(Data extracts)
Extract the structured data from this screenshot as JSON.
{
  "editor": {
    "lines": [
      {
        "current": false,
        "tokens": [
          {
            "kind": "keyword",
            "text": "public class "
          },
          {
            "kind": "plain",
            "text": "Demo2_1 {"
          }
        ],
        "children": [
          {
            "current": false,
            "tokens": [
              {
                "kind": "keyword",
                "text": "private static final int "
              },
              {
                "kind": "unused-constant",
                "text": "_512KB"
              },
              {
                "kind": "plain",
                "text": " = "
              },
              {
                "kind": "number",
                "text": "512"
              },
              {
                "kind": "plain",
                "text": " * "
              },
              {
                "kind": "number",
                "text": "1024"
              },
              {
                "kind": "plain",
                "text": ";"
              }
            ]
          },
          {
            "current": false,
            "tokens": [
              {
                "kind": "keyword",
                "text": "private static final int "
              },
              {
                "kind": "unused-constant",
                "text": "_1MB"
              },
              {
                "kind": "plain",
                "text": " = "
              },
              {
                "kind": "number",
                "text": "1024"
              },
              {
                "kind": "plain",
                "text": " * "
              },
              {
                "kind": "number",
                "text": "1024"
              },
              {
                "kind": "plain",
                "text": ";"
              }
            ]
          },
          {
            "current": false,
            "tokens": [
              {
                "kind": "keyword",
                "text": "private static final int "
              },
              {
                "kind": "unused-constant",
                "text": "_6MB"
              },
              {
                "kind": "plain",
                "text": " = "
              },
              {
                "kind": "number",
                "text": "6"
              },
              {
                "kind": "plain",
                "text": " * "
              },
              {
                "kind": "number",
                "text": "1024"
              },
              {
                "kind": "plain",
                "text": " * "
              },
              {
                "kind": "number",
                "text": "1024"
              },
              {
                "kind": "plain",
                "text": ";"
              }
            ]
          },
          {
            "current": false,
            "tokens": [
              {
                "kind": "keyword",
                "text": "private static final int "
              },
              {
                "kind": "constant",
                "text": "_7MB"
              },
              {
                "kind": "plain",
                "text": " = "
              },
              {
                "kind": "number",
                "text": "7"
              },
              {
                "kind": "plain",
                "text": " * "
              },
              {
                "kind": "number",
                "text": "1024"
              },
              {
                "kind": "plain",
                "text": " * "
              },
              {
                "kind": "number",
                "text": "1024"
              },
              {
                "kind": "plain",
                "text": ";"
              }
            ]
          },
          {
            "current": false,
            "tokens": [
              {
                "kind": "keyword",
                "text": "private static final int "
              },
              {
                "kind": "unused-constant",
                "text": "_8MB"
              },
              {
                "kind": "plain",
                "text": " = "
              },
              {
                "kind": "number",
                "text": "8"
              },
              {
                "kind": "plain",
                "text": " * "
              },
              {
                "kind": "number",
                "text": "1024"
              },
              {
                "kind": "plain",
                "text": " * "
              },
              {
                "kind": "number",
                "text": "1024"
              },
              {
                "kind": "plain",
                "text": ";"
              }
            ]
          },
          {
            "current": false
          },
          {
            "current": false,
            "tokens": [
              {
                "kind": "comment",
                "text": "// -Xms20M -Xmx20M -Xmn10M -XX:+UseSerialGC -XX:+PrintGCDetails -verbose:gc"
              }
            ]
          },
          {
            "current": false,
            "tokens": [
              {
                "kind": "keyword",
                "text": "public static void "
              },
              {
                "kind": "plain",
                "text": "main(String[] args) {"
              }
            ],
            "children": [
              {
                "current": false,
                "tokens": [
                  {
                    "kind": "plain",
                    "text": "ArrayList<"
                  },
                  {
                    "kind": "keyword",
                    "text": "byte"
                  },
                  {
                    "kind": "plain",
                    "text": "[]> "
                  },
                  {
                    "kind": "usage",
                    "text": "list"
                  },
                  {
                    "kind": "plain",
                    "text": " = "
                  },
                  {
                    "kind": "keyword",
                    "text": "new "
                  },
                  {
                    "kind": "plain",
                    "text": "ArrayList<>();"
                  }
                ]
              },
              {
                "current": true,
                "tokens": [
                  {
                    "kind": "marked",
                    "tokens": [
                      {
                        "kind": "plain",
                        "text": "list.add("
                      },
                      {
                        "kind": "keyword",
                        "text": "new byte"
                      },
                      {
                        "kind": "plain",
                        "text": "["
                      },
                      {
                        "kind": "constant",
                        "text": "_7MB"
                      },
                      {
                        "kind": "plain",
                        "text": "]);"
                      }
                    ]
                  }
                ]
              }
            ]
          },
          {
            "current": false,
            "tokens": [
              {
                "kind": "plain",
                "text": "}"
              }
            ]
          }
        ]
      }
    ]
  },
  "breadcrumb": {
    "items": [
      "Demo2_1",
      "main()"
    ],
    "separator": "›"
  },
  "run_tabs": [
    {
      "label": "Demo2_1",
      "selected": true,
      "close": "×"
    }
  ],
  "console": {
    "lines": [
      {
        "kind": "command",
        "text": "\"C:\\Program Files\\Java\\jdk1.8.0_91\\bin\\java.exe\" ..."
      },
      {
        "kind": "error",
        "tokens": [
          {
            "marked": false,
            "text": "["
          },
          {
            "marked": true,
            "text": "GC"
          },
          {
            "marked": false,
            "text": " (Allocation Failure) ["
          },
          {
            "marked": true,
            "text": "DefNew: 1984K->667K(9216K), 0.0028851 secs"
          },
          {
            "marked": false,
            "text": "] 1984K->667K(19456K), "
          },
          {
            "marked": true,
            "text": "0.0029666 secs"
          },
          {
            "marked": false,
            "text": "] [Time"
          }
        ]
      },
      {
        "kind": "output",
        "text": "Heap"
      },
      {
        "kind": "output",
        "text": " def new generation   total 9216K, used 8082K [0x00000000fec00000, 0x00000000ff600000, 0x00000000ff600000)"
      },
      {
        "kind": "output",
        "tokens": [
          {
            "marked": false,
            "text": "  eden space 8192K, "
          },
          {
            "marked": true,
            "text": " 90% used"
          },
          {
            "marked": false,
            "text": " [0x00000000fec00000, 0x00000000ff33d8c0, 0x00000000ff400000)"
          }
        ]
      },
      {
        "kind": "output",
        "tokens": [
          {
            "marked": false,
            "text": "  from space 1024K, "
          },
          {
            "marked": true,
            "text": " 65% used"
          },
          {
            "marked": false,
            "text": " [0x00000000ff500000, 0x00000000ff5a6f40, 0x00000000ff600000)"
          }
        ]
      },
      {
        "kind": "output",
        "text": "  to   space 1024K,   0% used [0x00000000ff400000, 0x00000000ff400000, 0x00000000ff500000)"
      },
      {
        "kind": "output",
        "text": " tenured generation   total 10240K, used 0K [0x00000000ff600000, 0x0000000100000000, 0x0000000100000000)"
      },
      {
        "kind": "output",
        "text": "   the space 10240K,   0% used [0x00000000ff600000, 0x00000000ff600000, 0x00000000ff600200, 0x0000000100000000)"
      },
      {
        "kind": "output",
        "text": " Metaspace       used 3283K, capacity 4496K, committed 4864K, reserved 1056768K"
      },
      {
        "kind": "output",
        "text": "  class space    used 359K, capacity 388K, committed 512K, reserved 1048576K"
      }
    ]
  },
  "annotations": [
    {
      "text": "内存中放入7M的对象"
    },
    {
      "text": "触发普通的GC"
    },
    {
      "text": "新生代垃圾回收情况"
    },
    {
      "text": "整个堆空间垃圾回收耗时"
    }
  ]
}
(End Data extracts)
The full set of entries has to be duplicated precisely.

» Written reply
Extract the structured data from this screenshot as JSON.
{
  "editor": {
    "lines": [
      {
        "current": false,
        "tokens": [
          {
            "kind": "keyword",
            "text": "public class "
          },
          {
            "kind": "plain",
            "text": "Demo2_1 {"
          }
        ],
        "children": [
          {
            "current": false,
            "tokens": [
              {
                "kind": "keyword",
                "text": "private static final int "
              },
              {
                "kind": "unused-constant",
                "text": "_512KB"
              },
              {
                "kind": "plain",
                "text": " = "
              },
              {
                "kind": "number",
                "text": "512"
              },
              {
                "kind": "plain",
                "text": " * "
              },
              {
                "kind": "number",
                "text": "1024"
              },
              {
                "kind": "plain",
                "text": ";"
              }
            ]
          },
          {
            "current": false,
            "tokens": [
              {
                "kind": "keyword",
                "text": "private static final int "
              },
              {
                "kind": "unused-constant",
                "text": "_1MB"
              },
              {
                "kind": "plain",
                "text": " = "
              },
              {
                "kind": "number",
                "text": "1024"
              },
              {
                "kind": "plain",
                "text": " * "
              },
              {
                "kind": "number",
                "text": "1024"
              },
              {
                "kind": "plain",
                "text": ";"
              }
            ]
          },
          {
            "current": false,
            "tokens": [
              {
                "kind": "keyword",
                "text": "private static final int "
              },
              {
                "kind": "unused-constant",
                "text": "_6MB"
              },
              {
                "kind": "plain",
                "text": " = "
              },
              {
                "kind": "number",
                "text": "6"
              },
              {
                "kind": "plain",
                "text": " * "
              },
              {
                "kind": "number",
                "text": "1024"
              },
              {
                "kind": "plain",
                "text": " * "
              },
              {
                "kind": "number",
                "text": "1024"
              },
              {
                "kind": "plain",
                "text": ";"
              }
            ]
          },
          {
            "current": false,
            "tokens": [
              {
                "kind": "keyword",
                "text": "private static final int "
              },
              {
                "kind": "constant",
                "text": "_7MB"
              },
              {
                "kind": "plain",
                "text": " = "
              },
              {
                "kind": "number",
                "text": "7"
              },
              {
                "kind": "plain",
                "text": " * "
              },
              {
                "kind": "number",
                "text": "1024"
              },
              {
                "kind": "plain",
                "text": " * "
              },
              {
                "kind": "number",
                "text": "1024"
              },
              {
                "kind": "plain",
                "text": ";"
              }
            ]
          },
          {
            "current": false,
            "tokens": [
              {
                "kind": "keyword",
                "text": "private static final int "
              },
              {
                "kind": "unused-constant",
                "text": "_8MB"
              },
              {
                "kind": "plain",
                "text": " = "
              },
              {
                "kind": "number",
                "text": "8"
              },
              {
                "kind": "plain",
                "text": " * "
              },
              {
                "kind": "number",
                "text": "1024"
              },
              {
                "kind": "plain",
                "text": " * "
              },
              {
                "kind": "number",
                "text": "1024"
              },
              {
                "kind": "plain",
                "text": ";"
              }
            ]
          },
          {
            "current": false
          },
          {
            "current": false,
            "tokens": [
              {
                "kind": "comment",
                "text": "// -Xms20M -Xmx20M -Xmn10M -XX:+UseSerialGC -XX:+PrintGCDetails -verbose:gc"
              }
            ]
          },
          {
            "current": false,
            "tokens": [
              {
                "kind": "keyword",
                "text": "public static void "
              },
              {
                "kind": "plain",
                "text": "main(String[] args) {"
              }
            ],
            "children": [
              {
                "current": false,
                "tokens": [
                  {
                    "kind": "plain",
                    "text": "ArrayList<"
                  },
                  {
                    "kind": "keyword",
                    "text": "byte"
                  },
                  {
                    "kind": "plain",
                    "text": "[]> "
                  },
                  {
                    "kind": "usage",
                    "text": "list"
                  },
                  {
                    "kind": "plain",
                    "text": " = "
                  },
                  {
                    "kind": "keyword",
                    "text": "new "
                  },
                  {
                    "kind": "plain",
                    "text": "ArrayList<>();"
                  }
                ]
              },
              {
                "current": true,
                "tokens": [
                  {
                    "kind": "marked",
                    "tokens": [
                      {
                        "kind": "plain",
                        "text": "list.add("
                      },
                      {
                        "kind": "keyword",
                        "text": "new byte"
                      },
                      {
                        "kind": "plain",
                        "text": "["
                      },
                      {
                        "kind": "constant",
                        "text": "_7MB"
                      },
                      {
                        "kind": "plain",
                        "text": "]);"
                      }
                    ]
                  }
                ]
              }
            ]
          },
          {
            "current": false,
            "tokens": [
              {
                "kind": "plain",
                "text": "}"
              }
            ]
          }
        ]
      }
    ]
  },
  "breadcrumb": {
    "items": [
      "Demo2_1",
      "main()"
    ],
    "separator": "›"
  },
  "run_tabs": [
    {
      "label": "Demo2_1",
      "selected": true,
      "close": "×"
    }
  ],
  "console": {
    "lines": [
      {
        "kind": "command",
        "text": "\"C:\\Program Files\\Java\\jdk1.8.0_91\\bin\\java.exe\" ..."
      },
      {
        "kind": "error",
        "tokens": [
          {
            "marked": false,
            "text": "["
          },
          {
            "marked": true,
            "text": "GC"
          },
          {
            "marked": false,
            "text": " (Allocation Failure) ["
          },
          {
            "marked": true,
            "text": "DefNew: 1984K->667K(9216K), 0.0028851 secs"
          },
          {
            "marked": false,
            "text": "] 1984K->667K(19456K), "
          },
          {
            "marked": true,
            "text": "0.0029666 secs"
          },
          {
            "marked": false,
            "text": "] [Time"
          }
        ]
      },
      {
        "kind": "output",
        "text": "Heap"
      },
      {
        "kind": "output",
        "text": " def new generation   total 9216K, used 8082K [0x00000000fec00000, 0x00000000ff600000, 0x00000000ff600000)"
      },
      {
        "kind": "output",
        "tokens": [
          {
            "marked": false,
            "text": "  eden space 8192K, "
          },
          {
            "marked": true,
            "text": " 90% used"
          },
          {
            "marked": false,
            "text": " [0x00000000fec00000, 0x00000000ff33d8c0, 0x00000000ff400000)"
          }
        ]
      },
      {
        "kind": "output",
        "tokens": [
          {
            "marked": false,
            "text": "  from space 1024K, "
          },
          {
            "marked": true,
            "text": " 65% used"
          },
          {
            "marked": false,
            "text": " [0x00000000ff500000, 0x00000000ff5a6f40, 0x00000000ff600000)"
          }
        ]
      },
      {
        "kind": "output",
        "text": "  to   space 1024K,   0% used [0x00000000ff400000, 0x00000000ff400000, 0x00000000ff500000)"
      },
      {
        "kind": "output",
        "text": " tenured generation   total 10240K, used 0K [0x00000000ff600000, 0x0000000100000000, 0x0000000100000000)"
      },
      {
        "kind": "output",
        "text": "   the space 10240K,   0% used [0x00000000ff600000, 0x00000000ff600000, 0x00000000ff600200, 0x0000000100000000)"
      },
      {
        "kind": "output",
        "text": " Metaspace       used 3283K, capacity 4496K, committed 4864K, reserved 1056768K"
      },
      {
        "kind": "output",
        "text": "  class space    used 359K, capacity 388K, committed 512K, reserved 1048576K"
      }
    ]
  },
  "annotations": [
    {
      "text": "内存中放入7M的对象"
    },
    {
      "text": "触发普通的GC"
    },
    {
      "text": "新生代垃圾回收情况"
    },
    {
      "text": "整个堆空间垃圾回收耗时"
    }
  ]
}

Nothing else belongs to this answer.